The commission sent a letter to Clearview Mayor Doug Measures in August urging Clearview to take steps to removing barriers to participation for Indigenous peoples by collaborating with diverse Indigenous communities to develop a policy on the use of Indigenous-themed logos and names in their sports facilities and arenas. The letter specifically identifies the Creemore Braves as a non-Indigenous sports organizations that uses Indigenous-themed names and logos.
Creemore Minor Baseball organizers Marc Dupuis and Sabrina Stamp-Dupuis said they are stepping away from the organization. Stamp-Dupuis said a lack of communication on the issue has prompted them to let someone else oversee the rebranding of the team. They say they have had little to no communication and feel they have been “thrown under the bus.” They were not aware that the policy was going to council on Monday and that there was zero communication with the municipality regarding the letter from the Human Rights Commission.
“We wanted to have open communication. We wanted to know what everyone’s opinions were, it didn’t mean that we were going to rush to change it but we still wanted to be a part of it,” she said.
She said they are not using the name in a derogatory way, and don’t think it should have to change but agree that the logo should change.
“It’s not that we’re against this, it’s a matter of approach,” said Stamp-Dupuis.
The Dupuis family had put a lot of effort into the league to build it up from one team to more than seven, using their own funds to build a second ball diamond and make up the difference for the purchase of uniforms and equipment. The time, financial commitment and lack of volunteers had prompted them to start stepping back as organizers, but this is the final straw.

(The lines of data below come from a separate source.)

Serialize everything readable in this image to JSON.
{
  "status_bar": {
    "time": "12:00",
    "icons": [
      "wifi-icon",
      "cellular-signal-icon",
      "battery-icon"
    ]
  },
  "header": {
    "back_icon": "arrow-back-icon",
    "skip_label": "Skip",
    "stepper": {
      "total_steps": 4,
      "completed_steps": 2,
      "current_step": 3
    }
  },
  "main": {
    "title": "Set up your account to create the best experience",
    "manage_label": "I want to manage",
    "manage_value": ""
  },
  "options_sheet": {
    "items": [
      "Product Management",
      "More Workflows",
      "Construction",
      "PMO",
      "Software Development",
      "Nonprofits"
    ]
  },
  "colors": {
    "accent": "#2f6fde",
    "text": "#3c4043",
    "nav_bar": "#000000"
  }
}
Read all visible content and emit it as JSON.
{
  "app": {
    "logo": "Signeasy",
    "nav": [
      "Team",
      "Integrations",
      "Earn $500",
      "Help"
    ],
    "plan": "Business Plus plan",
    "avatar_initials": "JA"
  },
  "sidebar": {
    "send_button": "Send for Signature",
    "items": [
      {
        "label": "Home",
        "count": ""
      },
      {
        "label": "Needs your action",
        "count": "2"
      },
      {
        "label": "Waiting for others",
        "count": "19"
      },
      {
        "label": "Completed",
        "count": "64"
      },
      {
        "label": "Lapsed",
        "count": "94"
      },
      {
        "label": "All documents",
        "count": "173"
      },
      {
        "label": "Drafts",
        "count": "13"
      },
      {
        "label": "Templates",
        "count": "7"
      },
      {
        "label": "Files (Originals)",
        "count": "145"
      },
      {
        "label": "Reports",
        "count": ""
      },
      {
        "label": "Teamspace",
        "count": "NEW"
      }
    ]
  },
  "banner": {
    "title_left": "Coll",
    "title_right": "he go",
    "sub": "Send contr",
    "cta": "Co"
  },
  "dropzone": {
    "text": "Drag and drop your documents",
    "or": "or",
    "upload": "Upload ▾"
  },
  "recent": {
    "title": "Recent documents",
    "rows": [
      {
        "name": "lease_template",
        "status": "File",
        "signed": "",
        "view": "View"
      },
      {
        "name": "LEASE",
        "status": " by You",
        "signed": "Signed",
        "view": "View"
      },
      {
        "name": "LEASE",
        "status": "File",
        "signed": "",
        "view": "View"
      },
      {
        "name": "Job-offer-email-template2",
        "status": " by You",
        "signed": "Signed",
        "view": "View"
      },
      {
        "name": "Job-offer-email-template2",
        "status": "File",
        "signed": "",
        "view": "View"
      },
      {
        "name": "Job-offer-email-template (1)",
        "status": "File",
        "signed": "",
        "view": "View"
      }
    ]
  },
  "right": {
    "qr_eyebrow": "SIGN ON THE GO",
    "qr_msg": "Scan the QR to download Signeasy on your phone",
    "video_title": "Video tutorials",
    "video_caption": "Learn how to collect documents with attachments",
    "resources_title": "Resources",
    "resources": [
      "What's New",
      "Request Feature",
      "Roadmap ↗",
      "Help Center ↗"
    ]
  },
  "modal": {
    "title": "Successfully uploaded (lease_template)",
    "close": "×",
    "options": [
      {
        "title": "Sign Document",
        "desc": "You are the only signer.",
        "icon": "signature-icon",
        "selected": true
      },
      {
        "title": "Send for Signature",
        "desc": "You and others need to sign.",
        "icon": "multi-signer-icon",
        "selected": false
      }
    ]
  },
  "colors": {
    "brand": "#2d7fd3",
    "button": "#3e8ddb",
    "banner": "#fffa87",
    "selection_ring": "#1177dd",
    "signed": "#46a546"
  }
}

“Honestly, the amount of work and energy and money that we’ve already put into this and now we have to start all over, it’s not possible,” said Stamp-Dupuis.
“There’s more important things right now to us than having the name change to someone’s liking and it’s not because we’re against it, we don’t believe the name should have to change, we agree the emblem should change.”